**Brief**
Copy every line below precisely as it appears.

====== Information supplied

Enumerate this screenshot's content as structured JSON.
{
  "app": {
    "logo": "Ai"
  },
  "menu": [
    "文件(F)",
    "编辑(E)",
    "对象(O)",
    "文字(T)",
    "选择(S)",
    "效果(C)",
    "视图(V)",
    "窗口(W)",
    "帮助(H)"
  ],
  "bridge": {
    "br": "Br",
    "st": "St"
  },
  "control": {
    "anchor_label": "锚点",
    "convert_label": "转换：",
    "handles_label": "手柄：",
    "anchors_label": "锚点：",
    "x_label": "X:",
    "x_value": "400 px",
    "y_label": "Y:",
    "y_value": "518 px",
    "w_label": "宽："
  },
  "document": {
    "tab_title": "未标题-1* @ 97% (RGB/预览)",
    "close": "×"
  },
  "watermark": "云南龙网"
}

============

**Result for this exercise**
Enumerate this screenshot's content as structured JSON.
{
  "app": {
    "logo": "Ai"
  },
  "menu": [
    "文件(F)",
    "编辑(E)",
    "对象(O)",
    "文字(T)",
    "选择(S)",
    "效果(C)",
    "视图(V)",
    "窗口(W)",
    "帮助(H)"
  ],
  "bridge": {
    "br": "Br",
    "st": "St"
  },
  "control": {
    "anchor_label": "锚点",
    "convert_label": "转换：",
    "handles_label": "手柄：",
    "anchors_label": "锚点：",
    "x_label": "X:",
    "x_value": "400 px",
    "y_label": "Y:",
    "y_value": "518 px",
    "w_label": "宽："
  },
  "document": {
    "tab_title": "未标题-1* @ 97% (RGB/预览)",
    "close": "×"
  },
  "watermark": "云南龙网"
}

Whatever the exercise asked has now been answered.